other car companies, this presents a big opportunity because
it's a market force."
Nissan has no compact car in its product line-up today, but
Infiniti plans to bring the Q30 compact crossover - on display
in Beijing as a concept vehicle - to China eventually after the
model goes on sale in Europe next year.
For now, Infiniti is set to start making a couple of
mid-size cars - the just-launched Q50 sedan and the QX50
crossover - at an existing Nissan plant in Hubei province later
The Q50 currently starts at a hefty 389,800 yuan ($62,900)
in China because it's imported. De Nysschen said the China-made
model should be significantly cheaper once its made locally, and
is not subject to China's import duties and taxes. The Q50
starts at $37,150 in the United States.
Infiniti sold just 17,108 vehicles in China last year,
though that was up 54 percent from 2012. It plans to increase
the number of its China retail outlets to 80 this year from 67
Ford last week said it would open its first eight Lincoln
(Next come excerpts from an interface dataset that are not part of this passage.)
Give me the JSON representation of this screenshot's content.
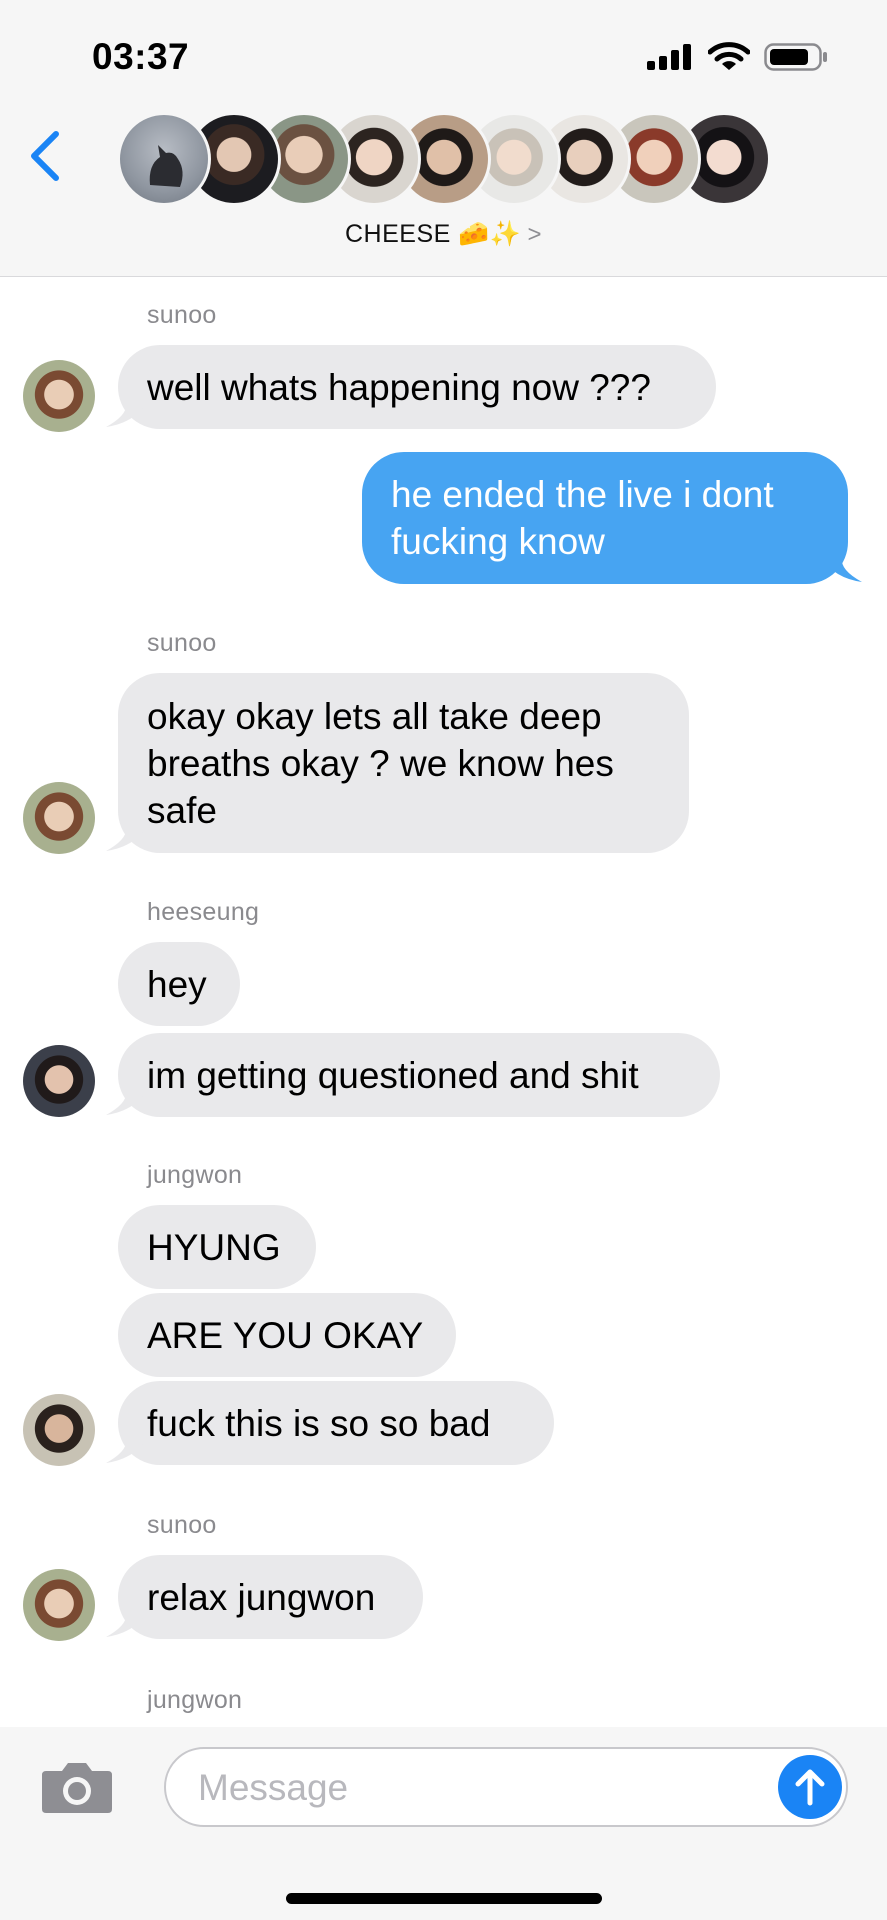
{
  "status_bar": {
    "time": "03:37"
  },
  "header": {
    "group_name": "CHEESE 🧀✨",
    "chevron": ">",
    "member_avatars": [
      "avatar-cat",
      "avatar-1",
      "avatar-2",
      "avatar-3",
      "avatar-4",
      "avatar-5",
      "avatar-6",
      "avatar-7",
      "avatar-8"
    ]
  },
  "messages": [
    {
      "sender": "sunoo",
      "text": "well whats happening now ???",
      "direction": "incoming"
    },
    {
      "text_lines": [
        "he ended the live i dont",
        "fucking know"
      ],
      "direction": "outgoing"
    },
    {
      "sender": "sunoo",
      "text_lines": [
        "okay okay lets all take deep",
        "breaths okay ? we know hes",
        "safe"
      ],
      "direction": "incoming"
    },
    {
      "sender": "heeseung",
      "texts": [
        "hey",
        "im getting questioned and shit"
      ],
      "direction": "incoming"
    },
    {
      "sender": "jungwon",
      "texts": [
        "HYUNG",
        "ARE YOU OKAY",
        "fuck this is so so bad"
      ],
      "direction": "incoming"
    },
    {
      "sender": "sunoo",
      "text": "relax jungwon",
      "direction": "incoming"
    },
    {
      "sender": "jungwon",
      "direction": "incoming"
    }
  ],
  "input_bar": {
    "placeholder": "Message"
  },
  "colors": {
    "incoming_bubble": "#e9e9eb",
    "outgoing_bubble": "#47a4f2",
    "send_button": "#1a84f5",
    "back_chevron": "#1a84f5"
  }
}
stores in several cities from October, and would have 60 stores
Five years ago, there were fewer than a dozen luxury car
models sold in China under five premium brands. Today, that has
mushroomed to more than 90 models offered by 25 brands, says
market research firm TNS.
To protect their market edge - and counter slowing economic
growth and a government crackdown on excess - established luxury
brands such as Audi, Mercedes-Benz and BMW
are expanding their line-ups into entry-level models and
producing more models in China to make them more affordable.
Audi, for example, priced its A3 hatchback from 199,000 yuan
last month after it started making the car in Foshan, near
(Additional reporting by Yoko Kubota in TOKYO; Editing by Ian